In sample surveys, the units contained in the sampling frame ideally have a one-to-one correspondence with the elements in the target population under study. In many cases, however, the frame has a many-to-many structure. That is, a unit in the frame may be associated with multiple target population elements and a target population element may be associated with multiple frame units. Such was the case in a building characteristics survey in which the frame was a list of street addresses, but the target population was commercial buildings. The frame was messy because a street address corresponded either to a single building, multiple buildings, or part of a building. In this paper, we develop estimators and formulas for their variances in both simple and stratified random sampling designs when the frame has a many-to-many structure.Release date: 1998-07-31
- Surveys and statistical programs – Documentation: 12-001-X19980013912Description:
Efficient estimates of population size and totals based on information from multiple list frames and an independent area frame are considered. This work is an extension of the methodology proposed by Harley (1962) which considers two general frames. A main disadvantage of list frames is that they are typically incomplete. In this paper, we propose several methods to address frame deficiencies. A joint list-area sampling design incorporates multiple frames and achieves full coverage of the target population. For each combination of frames, we present the appropriate notation, likelihood function, and parameter estimators. Results from a simulation study that compares the various properties of the proposed estimators are also presented.Release date: 1998-07-31
- Surveys and statistical programs – Documentation: 12-001-X19980013913Description:
Temporary mobility is hypothesized to contribute toward within-household coverage error since it may affect an individual's determination of "usual residence" - a concept commonly applied when listing persons as part of a household-based survey or census. This paper explores a typology of temporary mobility patterns and how they relate to the identification of usual residence. Temporary mobility is defined by the pattern of movement away from, but usually back to a single residence over a two-three month reference period. The typology is constructed using two dimensions: the variety of places visited and the frequency of visits made. Using data from the U.S. Living Situation Survey (LSS) conducted in 1993, four types of temporary mobility patterns are identified. In particular, two groups exhibiting patterns of repeat visit behavior were found to contain more of the types of people who tend to be missed during censuses and surveys. Log-linear modeling indicates spent away and demographic characteristics.Release date: 1998-07-31
- 5. A synthetic, robust and efficient method of making small area population estimates in France ArchivedSurveys and statistical programs – Documentation: 12-001-X19970023620Description:
Since France has no population registers, population censuses are the basis for its socio-demographic information system.

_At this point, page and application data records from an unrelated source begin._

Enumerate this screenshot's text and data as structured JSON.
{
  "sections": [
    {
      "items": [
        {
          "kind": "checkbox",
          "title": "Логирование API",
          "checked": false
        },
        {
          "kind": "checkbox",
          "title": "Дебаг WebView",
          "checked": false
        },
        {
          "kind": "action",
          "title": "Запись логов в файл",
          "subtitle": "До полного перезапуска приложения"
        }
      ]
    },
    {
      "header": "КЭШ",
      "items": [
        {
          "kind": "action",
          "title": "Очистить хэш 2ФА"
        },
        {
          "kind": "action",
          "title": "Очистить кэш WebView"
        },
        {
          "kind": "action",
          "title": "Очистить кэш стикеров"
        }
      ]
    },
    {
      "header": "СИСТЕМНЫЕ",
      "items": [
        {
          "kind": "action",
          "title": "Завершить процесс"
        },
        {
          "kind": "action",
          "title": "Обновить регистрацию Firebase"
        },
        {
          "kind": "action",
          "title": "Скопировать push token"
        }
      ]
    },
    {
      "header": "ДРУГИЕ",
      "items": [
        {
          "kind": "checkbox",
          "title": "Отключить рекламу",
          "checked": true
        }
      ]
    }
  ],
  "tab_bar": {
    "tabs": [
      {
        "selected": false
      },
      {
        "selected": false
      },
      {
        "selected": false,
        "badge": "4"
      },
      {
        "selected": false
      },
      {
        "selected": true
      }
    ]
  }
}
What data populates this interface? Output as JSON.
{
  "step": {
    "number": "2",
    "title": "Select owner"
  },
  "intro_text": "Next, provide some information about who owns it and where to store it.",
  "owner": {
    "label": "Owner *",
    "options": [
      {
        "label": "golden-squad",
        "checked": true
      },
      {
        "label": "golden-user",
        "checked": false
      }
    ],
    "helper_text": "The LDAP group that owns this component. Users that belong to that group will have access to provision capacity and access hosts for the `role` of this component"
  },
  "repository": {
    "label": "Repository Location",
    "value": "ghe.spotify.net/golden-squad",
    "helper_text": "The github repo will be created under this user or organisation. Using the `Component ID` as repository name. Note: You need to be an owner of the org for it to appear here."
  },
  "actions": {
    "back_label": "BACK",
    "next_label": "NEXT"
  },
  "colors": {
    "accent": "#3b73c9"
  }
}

However, between two censuses, some data must be updated, in particular at a high level of geographic detail, especially since censuses are tending, for various reasons, to be less frequent. In 1993, the Institut National de la Statistique et des Études Économiques (INSEE) set up a team whose objective was to propose a system to substantially improve the existing mechanism for making small area population estimates. Its task was twofold: to prepare an efficient and robust synthesis of the information available from different administrative sources, and to assemble a sufficient number of "good" sources. The "multi-source" system that it designed, which is reported on here, is flexible and reliable, without being overly complex.Release date: 1998-03-12